→ Data provided
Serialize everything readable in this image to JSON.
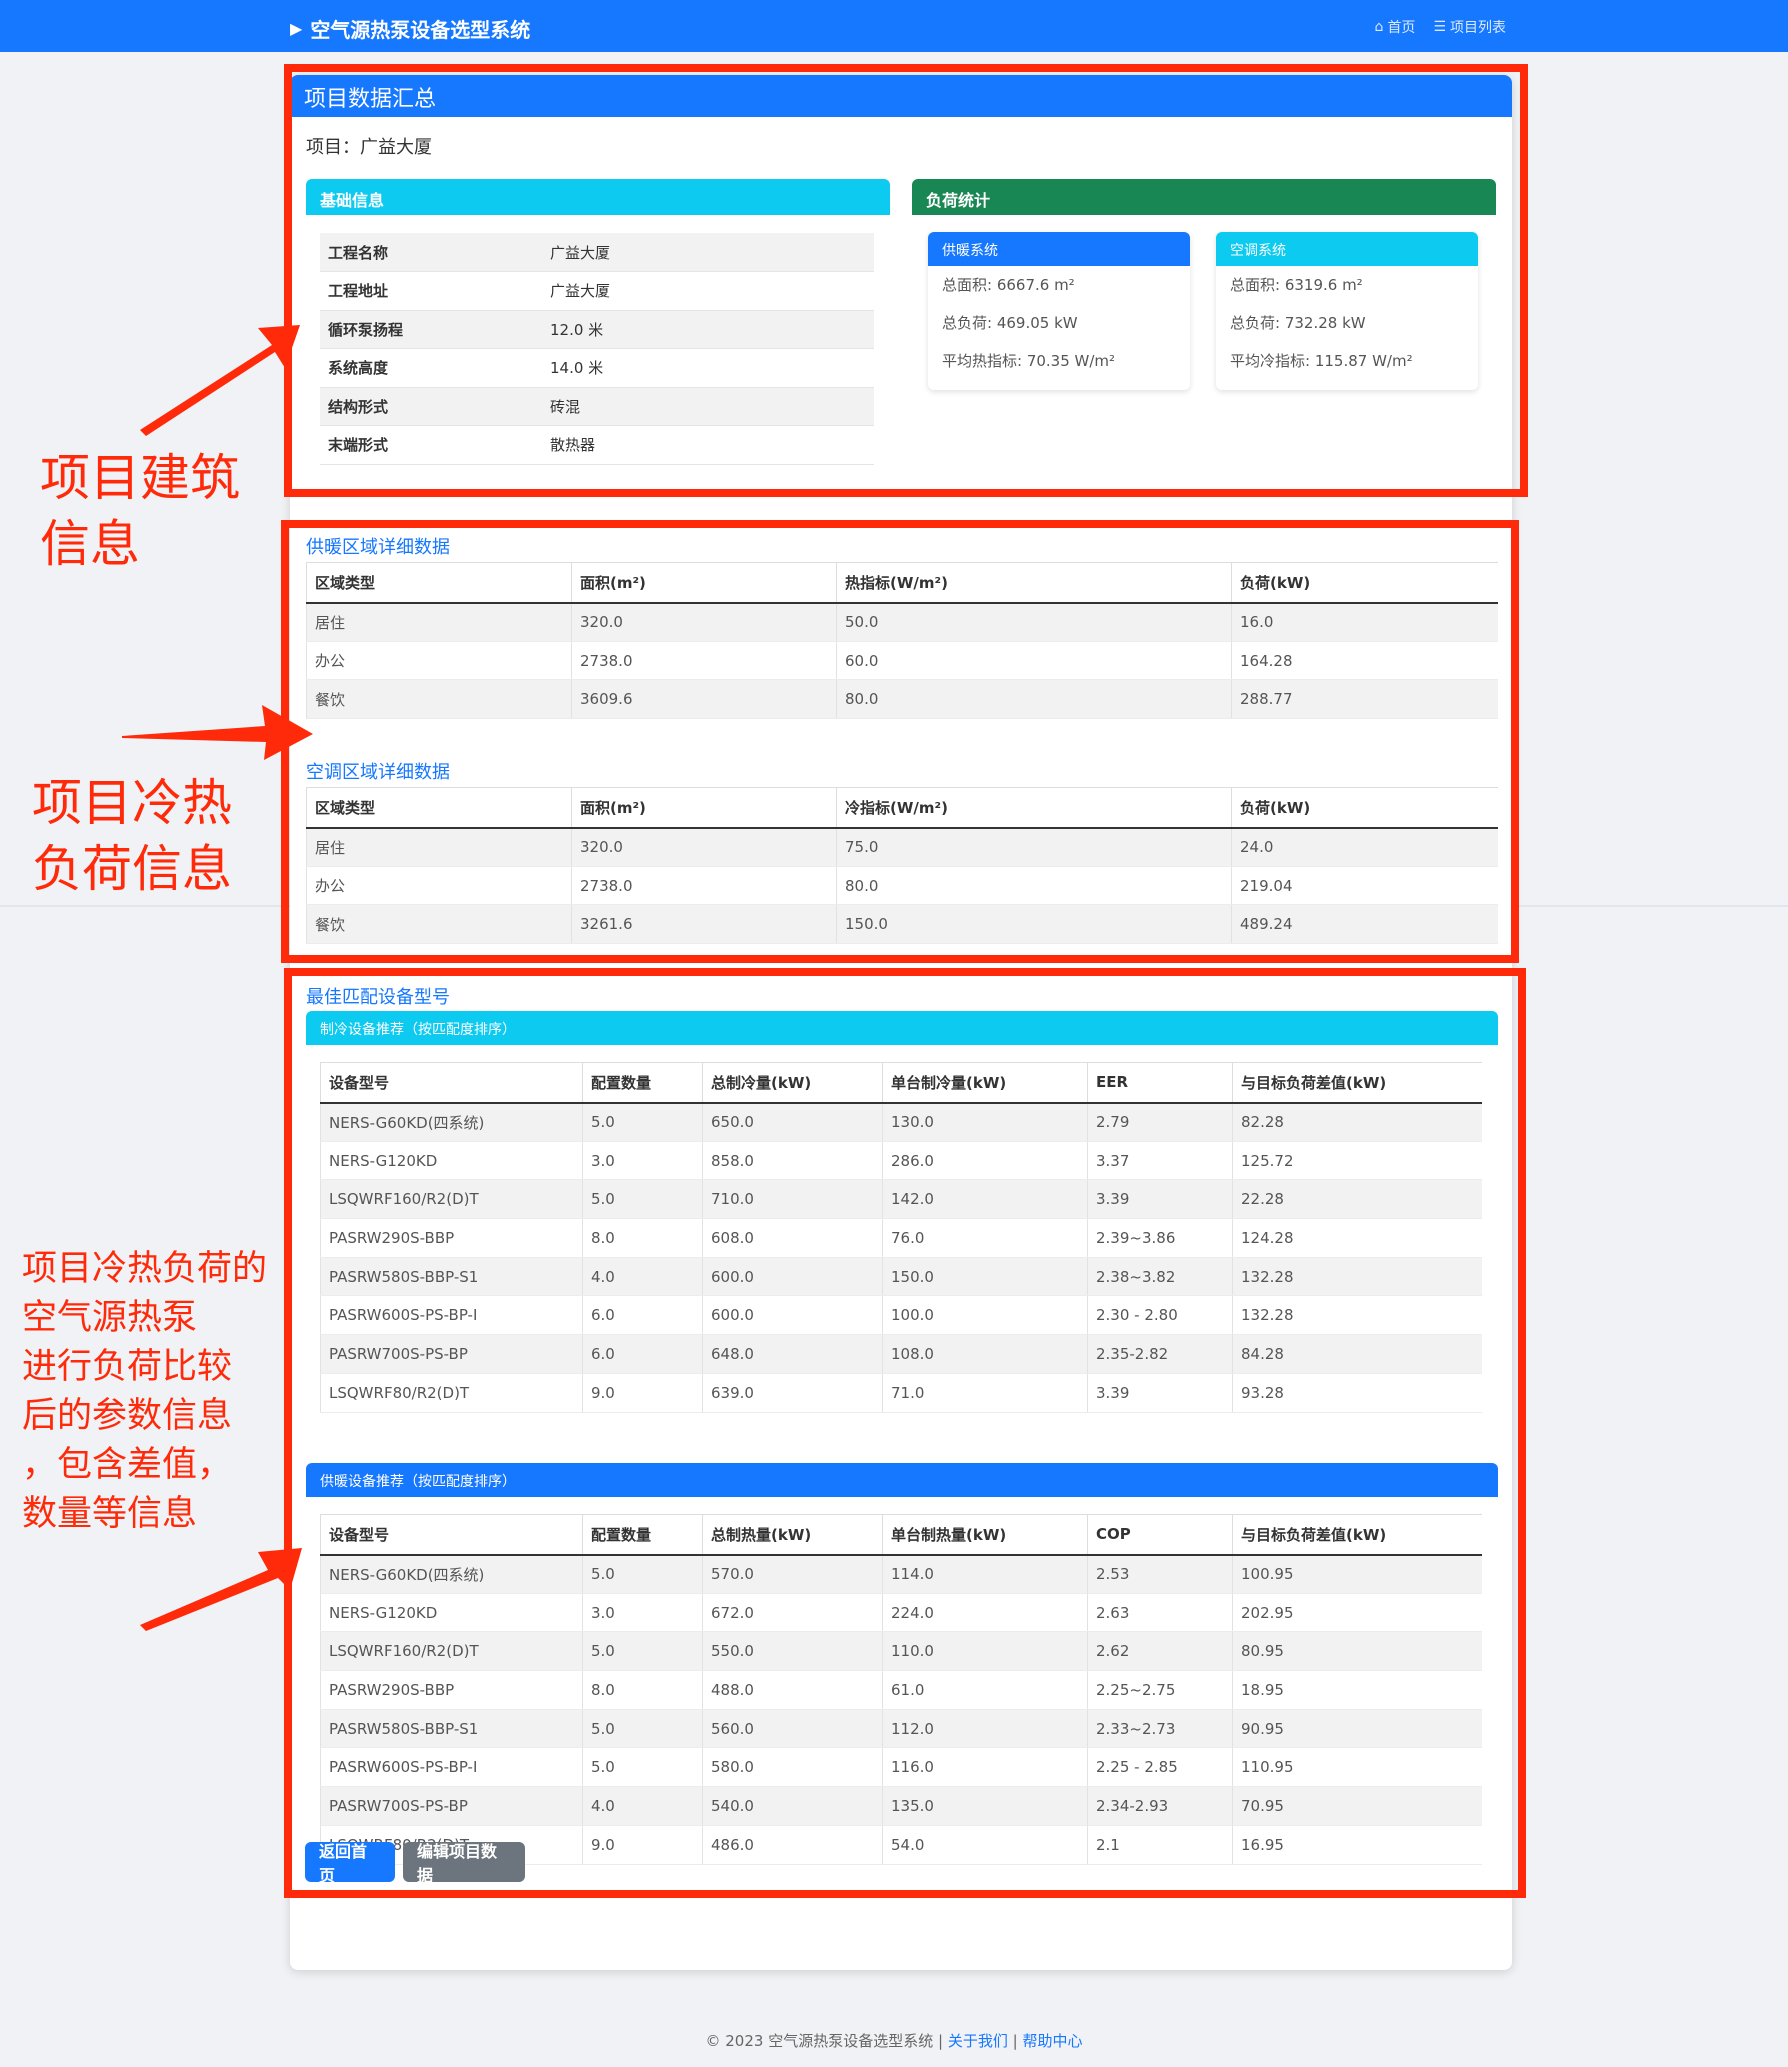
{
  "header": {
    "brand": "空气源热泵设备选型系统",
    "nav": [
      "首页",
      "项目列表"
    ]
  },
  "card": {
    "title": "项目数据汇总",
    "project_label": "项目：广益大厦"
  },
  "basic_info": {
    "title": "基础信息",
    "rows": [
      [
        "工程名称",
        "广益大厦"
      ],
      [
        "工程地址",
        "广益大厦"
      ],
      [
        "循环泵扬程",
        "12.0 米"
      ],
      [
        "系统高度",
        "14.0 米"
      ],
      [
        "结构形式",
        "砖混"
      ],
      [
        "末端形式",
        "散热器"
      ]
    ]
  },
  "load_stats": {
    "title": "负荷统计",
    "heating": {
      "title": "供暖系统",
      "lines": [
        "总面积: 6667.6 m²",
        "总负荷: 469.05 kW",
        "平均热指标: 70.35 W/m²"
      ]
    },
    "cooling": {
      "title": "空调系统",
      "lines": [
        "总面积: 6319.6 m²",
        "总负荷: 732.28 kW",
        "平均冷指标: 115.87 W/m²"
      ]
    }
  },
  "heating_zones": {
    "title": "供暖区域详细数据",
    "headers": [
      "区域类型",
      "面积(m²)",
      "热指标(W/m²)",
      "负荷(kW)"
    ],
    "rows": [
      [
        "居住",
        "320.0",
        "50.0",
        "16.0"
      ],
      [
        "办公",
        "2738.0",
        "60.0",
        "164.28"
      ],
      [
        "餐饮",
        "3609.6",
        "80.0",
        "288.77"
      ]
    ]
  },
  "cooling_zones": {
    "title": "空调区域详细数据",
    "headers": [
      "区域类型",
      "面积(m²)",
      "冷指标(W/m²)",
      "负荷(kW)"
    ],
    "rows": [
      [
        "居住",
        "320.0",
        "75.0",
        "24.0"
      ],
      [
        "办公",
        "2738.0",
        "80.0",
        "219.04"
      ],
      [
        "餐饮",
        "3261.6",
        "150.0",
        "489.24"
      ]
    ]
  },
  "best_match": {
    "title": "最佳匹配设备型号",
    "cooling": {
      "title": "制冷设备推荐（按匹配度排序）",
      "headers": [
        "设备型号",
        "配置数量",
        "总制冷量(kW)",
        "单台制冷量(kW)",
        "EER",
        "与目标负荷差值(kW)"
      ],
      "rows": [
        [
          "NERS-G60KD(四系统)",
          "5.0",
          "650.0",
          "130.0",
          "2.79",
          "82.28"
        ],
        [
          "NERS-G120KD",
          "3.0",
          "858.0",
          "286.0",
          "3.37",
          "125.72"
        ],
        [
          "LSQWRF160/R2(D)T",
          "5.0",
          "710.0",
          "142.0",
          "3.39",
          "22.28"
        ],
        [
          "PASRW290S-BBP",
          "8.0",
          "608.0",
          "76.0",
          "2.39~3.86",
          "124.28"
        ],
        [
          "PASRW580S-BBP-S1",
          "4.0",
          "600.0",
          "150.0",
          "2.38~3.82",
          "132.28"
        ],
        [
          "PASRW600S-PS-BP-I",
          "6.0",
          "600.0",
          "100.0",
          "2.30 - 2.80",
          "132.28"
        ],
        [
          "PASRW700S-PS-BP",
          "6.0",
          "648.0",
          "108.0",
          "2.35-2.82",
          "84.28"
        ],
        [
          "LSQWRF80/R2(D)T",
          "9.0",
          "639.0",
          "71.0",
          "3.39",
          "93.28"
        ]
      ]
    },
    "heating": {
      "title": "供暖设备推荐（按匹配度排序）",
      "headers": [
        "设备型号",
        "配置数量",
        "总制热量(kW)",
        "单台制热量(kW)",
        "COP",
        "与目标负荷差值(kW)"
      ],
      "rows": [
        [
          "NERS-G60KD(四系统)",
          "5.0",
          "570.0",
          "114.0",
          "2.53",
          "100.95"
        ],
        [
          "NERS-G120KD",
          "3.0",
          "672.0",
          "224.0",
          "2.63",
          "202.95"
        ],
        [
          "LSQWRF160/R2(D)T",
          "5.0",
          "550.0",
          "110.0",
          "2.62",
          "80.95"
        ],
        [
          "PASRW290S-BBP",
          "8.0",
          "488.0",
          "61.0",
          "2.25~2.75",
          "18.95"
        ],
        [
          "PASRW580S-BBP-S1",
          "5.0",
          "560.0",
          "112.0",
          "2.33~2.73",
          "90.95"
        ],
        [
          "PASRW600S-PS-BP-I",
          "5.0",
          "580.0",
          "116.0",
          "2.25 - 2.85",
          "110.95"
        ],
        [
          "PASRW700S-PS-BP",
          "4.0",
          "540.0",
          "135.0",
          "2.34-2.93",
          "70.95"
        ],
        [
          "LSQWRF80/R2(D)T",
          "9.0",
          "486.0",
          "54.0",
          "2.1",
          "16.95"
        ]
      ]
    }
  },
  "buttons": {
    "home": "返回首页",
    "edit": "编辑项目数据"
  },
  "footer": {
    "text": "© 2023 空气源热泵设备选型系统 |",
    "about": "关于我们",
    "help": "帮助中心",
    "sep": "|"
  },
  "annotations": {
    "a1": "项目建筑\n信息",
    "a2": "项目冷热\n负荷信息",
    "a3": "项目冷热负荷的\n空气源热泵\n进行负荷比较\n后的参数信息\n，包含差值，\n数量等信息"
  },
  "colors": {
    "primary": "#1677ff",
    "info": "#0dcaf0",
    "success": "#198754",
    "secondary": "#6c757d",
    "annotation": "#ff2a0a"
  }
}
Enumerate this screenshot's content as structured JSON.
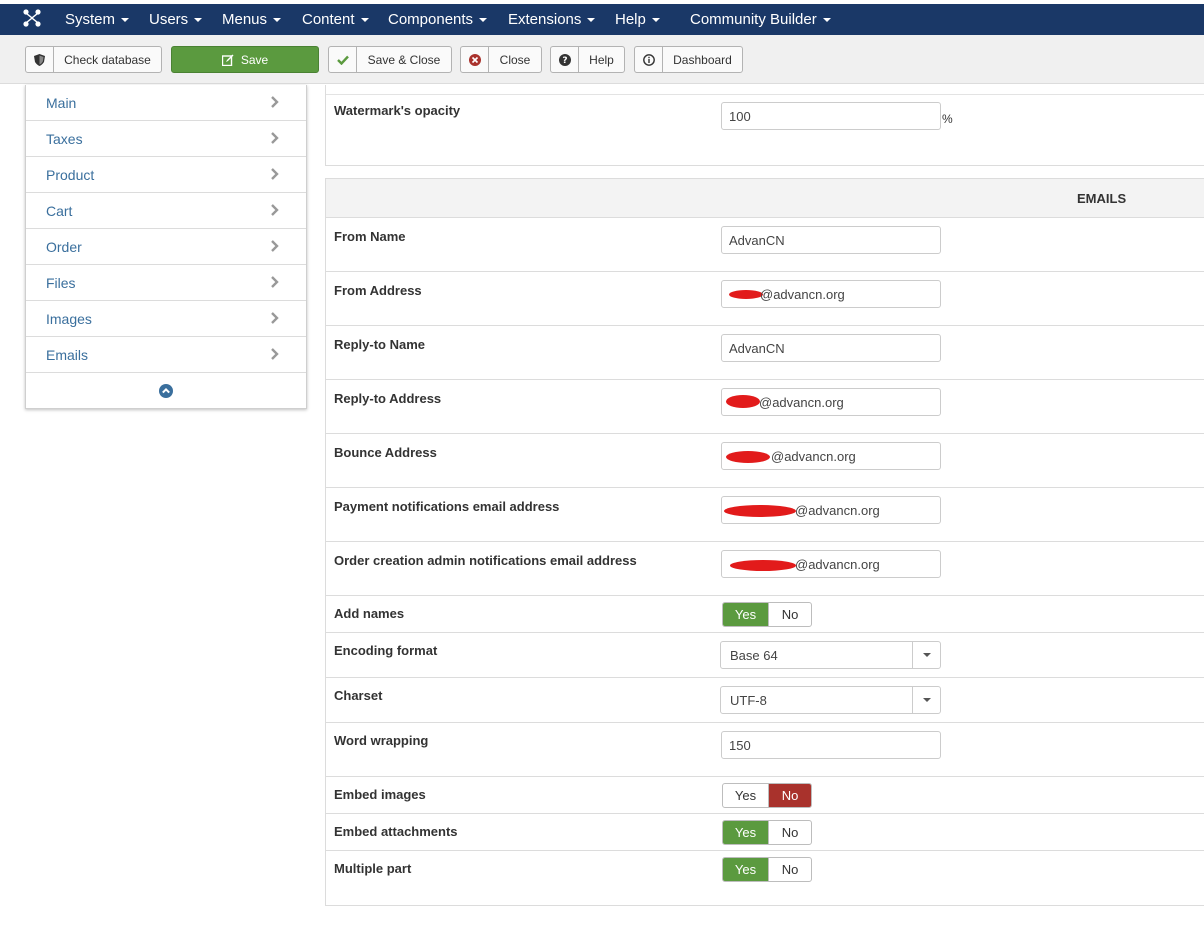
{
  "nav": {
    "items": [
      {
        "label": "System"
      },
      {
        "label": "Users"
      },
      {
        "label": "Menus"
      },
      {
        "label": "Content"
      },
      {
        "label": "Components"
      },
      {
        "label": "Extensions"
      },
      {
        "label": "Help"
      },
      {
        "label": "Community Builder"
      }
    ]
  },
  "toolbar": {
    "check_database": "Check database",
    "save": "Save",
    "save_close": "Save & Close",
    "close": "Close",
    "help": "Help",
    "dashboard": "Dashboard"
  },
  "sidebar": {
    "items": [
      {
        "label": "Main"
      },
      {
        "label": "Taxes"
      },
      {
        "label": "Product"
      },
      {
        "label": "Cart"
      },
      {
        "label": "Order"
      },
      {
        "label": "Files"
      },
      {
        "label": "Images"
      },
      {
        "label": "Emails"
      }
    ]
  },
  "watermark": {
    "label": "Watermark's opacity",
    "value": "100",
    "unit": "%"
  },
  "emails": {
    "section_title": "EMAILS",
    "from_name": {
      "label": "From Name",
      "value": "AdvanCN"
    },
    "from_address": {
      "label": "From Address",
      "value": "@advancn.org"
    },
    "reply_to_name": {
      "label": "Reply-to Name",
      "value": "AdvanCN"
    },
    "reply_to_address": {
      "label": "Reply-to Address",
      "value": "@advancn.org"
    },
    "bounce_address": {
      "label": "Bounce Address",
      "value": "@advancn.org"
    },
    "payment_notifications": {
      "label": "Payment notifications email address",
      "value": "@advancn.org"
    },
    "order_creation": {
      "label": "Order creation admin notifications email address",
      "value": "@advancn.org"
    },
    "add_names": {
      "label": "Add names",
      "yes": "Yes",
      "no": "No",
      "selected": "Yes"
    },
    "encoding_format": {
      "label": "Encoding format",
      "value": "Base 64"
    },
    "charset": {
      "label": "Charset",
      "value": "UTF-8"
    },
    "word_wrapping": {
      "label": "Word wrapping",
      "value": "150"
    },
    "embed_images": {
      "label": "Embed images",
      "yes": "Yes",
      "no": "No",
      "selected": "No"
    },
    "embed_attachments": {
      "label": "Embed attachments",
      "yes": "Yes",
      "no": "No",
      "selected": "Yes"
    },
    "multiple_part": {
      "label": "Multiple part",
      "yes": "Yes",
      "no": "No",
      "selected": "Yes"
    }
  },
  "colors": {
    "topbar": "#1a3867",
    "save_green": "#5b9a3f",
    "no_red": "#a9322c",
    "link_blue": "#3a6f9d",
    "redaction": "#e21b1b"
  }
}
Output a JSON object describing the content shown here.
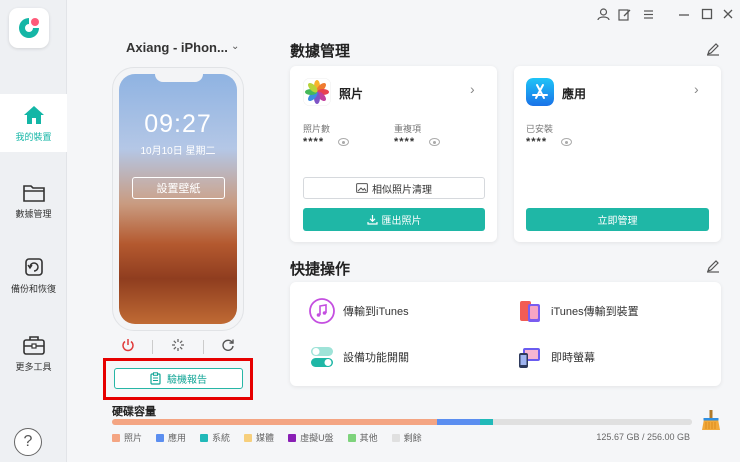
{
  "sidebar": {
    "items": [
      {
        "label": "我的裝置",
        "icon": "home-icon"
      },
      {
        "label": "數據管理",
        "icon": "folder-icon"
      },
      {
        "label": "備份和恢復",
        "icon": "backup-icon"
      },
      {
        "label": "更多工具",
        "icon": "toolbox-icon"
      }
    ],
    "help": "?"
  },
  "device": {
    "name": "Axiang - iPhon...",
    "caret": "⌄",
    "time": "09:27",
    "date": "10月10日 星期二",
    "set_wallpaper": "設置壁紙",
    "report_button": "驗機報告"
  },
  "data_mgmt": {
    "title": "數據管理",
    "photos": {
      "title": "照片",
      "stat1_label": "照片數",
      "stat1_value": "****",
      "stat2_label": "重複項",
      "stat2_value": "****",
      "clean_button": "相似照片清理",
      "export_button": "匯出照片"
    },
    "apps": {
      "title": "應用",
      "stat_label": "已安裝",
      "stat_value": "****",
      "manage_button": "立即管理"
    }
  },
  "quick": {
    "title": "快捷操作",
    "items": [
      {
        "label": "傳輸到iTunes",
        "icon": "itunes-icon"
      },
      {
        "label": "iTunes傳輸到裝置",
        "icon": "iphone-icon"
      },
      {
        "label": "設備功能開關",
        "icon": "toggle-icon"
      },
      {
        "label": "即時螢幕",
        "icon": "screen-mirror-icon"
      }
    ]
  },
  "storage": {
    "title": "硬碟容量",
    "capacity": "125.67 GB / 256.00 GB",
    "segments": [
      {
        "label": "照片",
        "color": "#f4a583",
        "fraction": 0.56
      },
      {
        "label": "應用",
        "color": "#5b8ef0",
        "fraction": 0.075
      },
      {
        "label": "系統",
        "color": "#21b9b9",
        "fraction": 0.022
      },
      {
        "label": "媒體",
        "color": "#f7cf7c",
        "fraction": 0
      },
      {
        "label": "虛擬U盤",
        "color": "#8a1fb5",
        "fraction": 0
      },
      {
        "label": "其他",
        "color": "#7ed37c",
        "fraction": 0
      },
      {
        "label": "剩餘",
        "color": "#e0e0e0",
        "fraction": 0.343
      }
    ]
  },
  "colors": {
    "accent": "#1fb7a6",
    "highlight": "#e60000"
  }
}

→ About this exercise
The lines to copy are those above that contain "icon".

→ Result for this exercise
        "icon": "home-icon"
        "icon": "folder-icon"
        "icon": "backup-icon"
        "icon": "toolbox-icon"
        "icon": "itunes-icon"
        "icon": "iphone-icon"
        "icon": "toggle-icon"
        "icon": "screen-mirror-icon"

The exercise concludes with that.